Lawyers for Mr. Forkner, who has been under investigation for more than a year and half, said in a statement to The New York Times last year that he “didn’t lie to anyone” and added that “he would never jeopardize the safety of other pilots or their passengers.” They did not immediately respond to requests for comment after the indictment on Thursday.
Mr. Forkner is expected to make his initial court appearance on Friday in Fort Worth before a U.S. magistrate judge. The six fraud charges in his indictment carry maximum penalties totaling several decades in prison.
The Max was grounded worldwide in March 2019 after the fatal crashes, one in Indonesia and the other in Ethiopia. The episode deeply damaged Boeing’s reputation and its relationships with airlines, regulators and policymakers around the world.
The F.A.A. approved the plane to fly again in November 2020, and regulators in other countries followed soon after. Since then, the Max has been used to carry out thousands of passenger flights around the world. Boeing has also delivered 194 of the planes to customers between then and the end of September.
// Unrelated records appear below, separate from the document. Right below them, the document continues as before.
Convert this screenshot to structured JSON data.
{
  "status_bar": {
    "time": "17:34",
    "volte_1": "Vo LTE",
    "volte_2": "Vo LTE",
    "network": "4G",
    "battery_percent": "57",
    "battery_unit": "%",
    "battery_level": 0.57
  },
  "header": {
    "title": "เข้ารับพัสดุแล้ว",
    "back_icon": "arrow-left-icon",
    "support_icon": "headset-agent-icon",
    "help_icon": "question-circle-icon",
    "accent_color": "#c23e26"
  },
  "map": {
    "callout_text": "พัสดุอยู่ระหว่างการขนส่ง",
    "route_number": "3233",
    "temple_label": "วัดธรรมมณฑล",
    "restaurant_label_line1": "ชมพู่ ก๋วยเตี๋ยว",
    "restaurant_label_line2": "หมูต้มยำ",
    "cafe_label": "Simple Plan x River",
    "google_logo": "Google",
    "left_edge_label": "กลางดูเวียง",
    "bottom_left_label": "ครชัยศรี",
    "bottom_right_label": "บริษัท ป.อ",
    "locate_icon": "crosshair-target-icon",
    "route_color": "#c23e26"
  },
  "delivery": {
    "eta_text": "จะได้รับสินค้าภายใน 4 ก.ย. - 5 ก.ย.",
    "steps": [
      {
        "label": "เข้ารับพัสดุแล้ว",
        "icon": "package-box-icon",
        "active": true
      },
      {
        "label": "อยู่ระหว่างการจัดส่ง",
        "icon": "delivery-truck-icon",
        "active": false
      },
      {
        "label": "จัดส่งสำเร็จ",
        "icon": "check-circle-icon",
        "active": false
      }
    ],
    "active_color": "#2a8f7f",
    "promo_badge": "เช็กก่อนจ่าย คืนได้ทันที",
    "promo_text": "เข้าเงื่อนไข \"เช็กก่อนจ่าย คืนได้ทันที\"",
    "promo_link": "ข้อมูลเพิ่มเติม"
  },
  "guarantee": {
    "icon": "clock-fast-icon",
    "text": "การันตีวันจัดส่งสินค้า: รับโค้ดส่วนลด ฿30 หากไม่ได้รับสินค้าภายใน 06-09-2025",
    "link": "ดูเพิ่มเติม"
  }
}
In June, United Airlines said it planned to buy 200 Max jets.
But even as Boeing emerged from the Max crisis, it was confronted with another: The coronavirus pandemic brought aviation to a standstill, crippling airlines around the world and forcing many to rethink, or at least delay, plans to buy new planes. Boeing has also slowed production and paused deliveries of its 787 Dreamliner in the face of quality concerns.
The F.A.A. and Boeing declined to comment.
MCAS, the flight control software implicated in the crashes, was designed to counteract the Max’s tendency to pitch up in certain situations. It would only operate at certain fast speeds, Boeing and Mr. Forkner told the F.A.A. in June 2015, according to the indictment.
At the time, Mr. Forkner was Boeing’s chief technical pilot, a senior position responsible for the company’s interaction with the F.A.A. group that determined what kind of training pilots would need before flying the Max.
During a simulated test flight in November 2016, Mr. Forkner discovered that the software could be triggered at slower speeds, including those commonly experienced during takeoff and landing. Soon after, he shared his discovery with a colleague, saying in an instant message “I basically lied to the regulators (unknowingly),” according to the filing.
Mr. Forkner did not share the finding with the agency and recommended on multiple occasions that it be deleted from a forthcoming F.A.A. report on the Max because it was “way outside the normal operating envelope,” according to the indictment. Based on that information, the agency dropped mention of the software from the report and MCAS was subsequently left out of manuals and training materials.
The software was found to have been operating in the moments before the crashes in Indonesia and Ethiopia.
Before allowing the Max to fly again, the F.A.A. required that Boeing update MCAS to avoid erroneous activation and update display software to alert pilots when data related to the plane’s angle from sensors conflicts, among other changes.